NaNoWriMo, the nickname of the more aptly titled National Novel Writing Month, is a month-long challenge every November for the past thirteen years that draws would-be authors numbering in the hundreds of thousands. The goal is simple: to write a 50,000-word novel in thirty days or less.
Growing from one individual and a handful of like-minded friends in 1999 to over 250,000 participants on all seven continents in 2011, NaNoWriMo has established itself as a marathon effort whose major appeal is helping authors set a goal and then achieve it with the help of over 650 volunteers and an entire online community of support.
GoodEReader.com spoke with Sarah Mackey, Community Liaison for the Office of Letters and Light, the parent organization of NaNoWriMo, literally hours before the official start of this year’s National Novel Writing Month about how technology and digital publishing have affected the “thirty days and nights of literary abandon” and may have influenced record numbers of writers to take on the challenge.
“The amazing thing about NaNoWriMo is thinking about where technology was when it started compared to where it is now,” says Mackey of this shift. “In 1999, people had laptops, but they were a lot more expensive and far less common. When you took a laptop to a coffee shop to write your novel, you really stuck out, whereas now you’re one of a couple of dozen typing away.

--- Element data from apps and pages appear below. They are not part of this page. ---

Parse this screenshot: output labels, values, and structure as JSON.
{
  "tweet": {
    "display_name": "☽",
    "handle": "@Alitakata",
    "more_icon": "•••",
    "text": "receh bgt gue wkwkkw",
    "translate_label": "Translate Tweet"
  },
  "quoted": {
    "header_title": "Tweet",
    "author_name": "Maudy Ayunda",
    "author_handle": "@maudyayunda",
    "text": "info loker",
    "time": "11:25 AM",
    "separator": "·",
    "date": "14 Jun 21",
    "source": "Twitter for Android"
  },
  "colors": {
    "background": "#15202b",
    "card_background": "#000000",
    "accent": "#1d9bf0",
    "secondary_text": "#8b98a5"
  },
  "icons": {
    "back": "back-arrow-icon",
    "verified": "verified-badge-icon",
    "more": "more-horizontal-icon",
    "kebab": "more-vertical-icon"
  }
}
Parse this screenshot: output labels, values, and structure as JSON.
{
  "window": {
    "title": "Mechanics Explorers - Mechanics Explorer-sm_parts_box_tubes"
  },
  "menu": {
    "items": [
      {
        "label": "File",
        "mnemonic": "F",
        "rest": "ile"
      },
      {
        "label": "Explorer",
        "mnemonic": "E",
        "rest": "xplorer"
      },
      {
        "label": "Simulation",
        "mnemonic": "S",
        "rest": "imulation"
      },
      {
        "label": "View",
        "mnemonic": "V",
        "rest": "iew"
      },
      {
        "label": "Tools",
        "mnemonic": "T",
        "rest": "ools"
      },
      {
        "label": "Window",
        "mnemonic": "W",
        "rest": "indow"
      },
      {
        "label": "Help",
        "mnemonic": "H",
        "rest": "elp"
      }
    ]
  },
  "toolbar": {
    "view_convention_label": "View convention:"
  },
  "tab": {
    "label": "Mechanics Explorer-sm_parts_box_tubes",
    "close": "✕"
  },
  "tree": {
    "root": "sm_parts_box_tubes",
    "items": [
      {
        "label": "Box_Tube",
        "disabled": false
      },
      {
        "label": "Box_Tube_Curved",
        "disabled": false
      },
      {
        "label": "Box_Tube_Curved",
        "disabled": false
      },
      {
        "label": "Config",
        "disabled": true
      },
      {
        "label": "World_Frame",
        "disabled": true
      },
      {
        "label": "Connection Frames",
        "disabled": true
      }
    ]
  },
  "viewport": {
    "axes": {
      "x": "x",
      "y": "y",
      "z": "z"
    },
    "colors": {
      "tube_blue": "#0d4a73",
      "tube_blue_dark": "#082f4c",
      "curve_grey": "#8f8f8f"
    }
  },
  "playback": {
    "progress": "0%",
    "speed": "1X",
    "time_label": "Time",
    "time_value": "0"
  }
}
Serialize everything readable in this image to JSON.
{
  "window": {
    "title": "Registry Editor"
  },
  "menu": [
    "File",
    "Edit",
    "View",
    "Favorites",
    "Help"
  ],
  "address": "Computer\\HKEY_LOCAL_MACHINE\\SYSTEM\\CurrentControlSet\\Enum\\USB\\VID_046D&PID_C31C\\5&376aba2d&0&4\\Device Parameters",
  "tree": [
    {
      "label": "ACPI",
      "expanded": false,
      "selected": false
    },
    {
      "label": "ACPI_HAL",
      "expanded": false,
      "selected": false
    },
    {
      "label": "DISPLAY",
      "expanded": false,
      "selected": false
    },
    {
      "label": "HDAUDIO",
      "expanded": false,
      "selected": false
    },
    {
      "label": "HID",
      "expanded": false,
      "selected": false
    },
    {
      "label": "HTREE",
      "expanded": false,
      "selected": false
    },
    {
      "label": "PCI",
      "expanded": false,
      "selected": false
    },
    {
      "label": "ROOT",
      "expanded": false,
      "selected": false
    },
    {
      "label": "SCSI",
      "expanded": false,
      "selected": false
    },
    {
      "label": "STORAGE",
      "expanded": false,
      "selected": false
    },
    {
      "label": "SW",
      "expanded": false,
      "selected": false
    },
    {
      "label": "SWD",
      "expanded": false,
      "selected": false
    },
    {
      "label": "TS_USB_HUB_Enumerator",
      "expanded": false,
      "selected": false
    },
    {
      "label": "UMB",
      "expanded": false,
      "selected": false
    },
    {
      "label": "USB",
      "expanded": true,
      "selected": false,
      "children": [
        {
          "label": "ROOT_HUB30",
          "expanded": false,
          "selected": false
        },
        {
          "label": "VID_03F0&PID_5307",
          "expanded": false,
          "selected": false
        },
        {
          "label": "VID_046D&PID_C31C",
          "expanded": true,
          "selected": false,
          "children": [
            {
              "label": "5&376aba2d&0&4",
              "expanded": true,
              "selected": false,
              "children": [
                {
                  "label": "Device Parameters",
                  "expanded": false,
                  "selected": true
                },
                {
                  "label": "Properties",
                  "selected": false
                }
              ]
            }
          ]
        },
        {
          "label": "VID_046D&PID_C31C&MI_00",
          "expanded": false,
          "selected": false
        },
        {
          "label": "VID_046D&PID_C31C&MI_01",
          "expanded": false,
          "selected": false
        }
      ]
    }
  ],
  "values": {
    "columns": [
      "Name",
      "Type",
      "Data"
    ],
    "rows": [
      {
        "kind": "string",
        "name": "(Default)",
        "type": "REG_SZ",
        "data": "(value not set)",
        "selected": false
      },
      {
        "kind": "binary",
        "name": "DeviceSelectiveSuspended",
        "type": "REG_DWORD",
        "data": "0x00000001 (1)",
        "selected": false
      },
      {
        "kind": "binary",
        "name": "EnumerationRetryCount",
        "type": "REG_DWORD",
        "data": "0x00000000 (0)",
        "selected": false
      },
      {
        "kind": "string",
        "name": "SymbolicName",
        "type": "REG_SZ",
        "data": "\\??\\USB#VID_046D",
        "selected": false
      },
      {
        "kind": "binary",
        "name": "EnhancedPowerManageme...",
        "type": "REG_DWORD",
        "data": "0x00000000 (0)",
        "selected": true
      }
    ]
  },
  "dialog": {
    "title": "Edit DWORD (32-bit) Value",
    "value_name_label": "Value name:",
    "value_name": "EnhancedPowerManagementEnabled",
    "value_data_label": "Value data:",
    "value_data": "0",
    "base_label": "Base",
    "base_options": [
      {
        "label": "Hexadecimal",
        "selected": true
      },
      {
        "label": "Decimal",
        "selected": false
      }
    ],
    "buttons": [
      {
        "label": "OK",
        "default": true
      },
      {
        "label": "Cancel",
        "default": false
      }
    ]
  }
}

“Since then, not only have we seen the revolution of the laptop industry, where folks can now get a netbook for a few hundred dollars, but we’ve really seen the emergence of the self-publishing and e-book world. Obviously, print-on-demand has been around for longer than NaNoWriMo, but it seems like NaNoWriMo caught a wave that meant it was growing right alongside the growth of these digital publishing houses that take the middle man out of it.”
As more and more writers turn to the freedom of digital publishing to put their works in front of reading audiences, more authors may be lured into realizing their goals of writing a book, which is precisely where NaNoWriMo fits in for many debut authors.
“And it seems to me that both NaNoWriMo and the digital publishing industry have a lot of common ground there, in that they are about empowering individuals to be creative, whether that means writing a novel or publishing that novel without going through the arduous process of finding an agent and finding a publisher.”
Despite the critics who feel that NaNoWriMo as a whole fosters the concept of quantity-over-quality, several NaNo novels have gone on to be traditionally published bestsellers, including Water for Elephants and Losing Faith. CreateSpace, the print-on-demand wing of Amazon’s publishing opportunities, is a NaNoWriMo sponsor, as well as part of the effort behind the Amazon Breakthrough Novel Awards which have seen a large number of NaNo novels as entrants into its annual contest each January.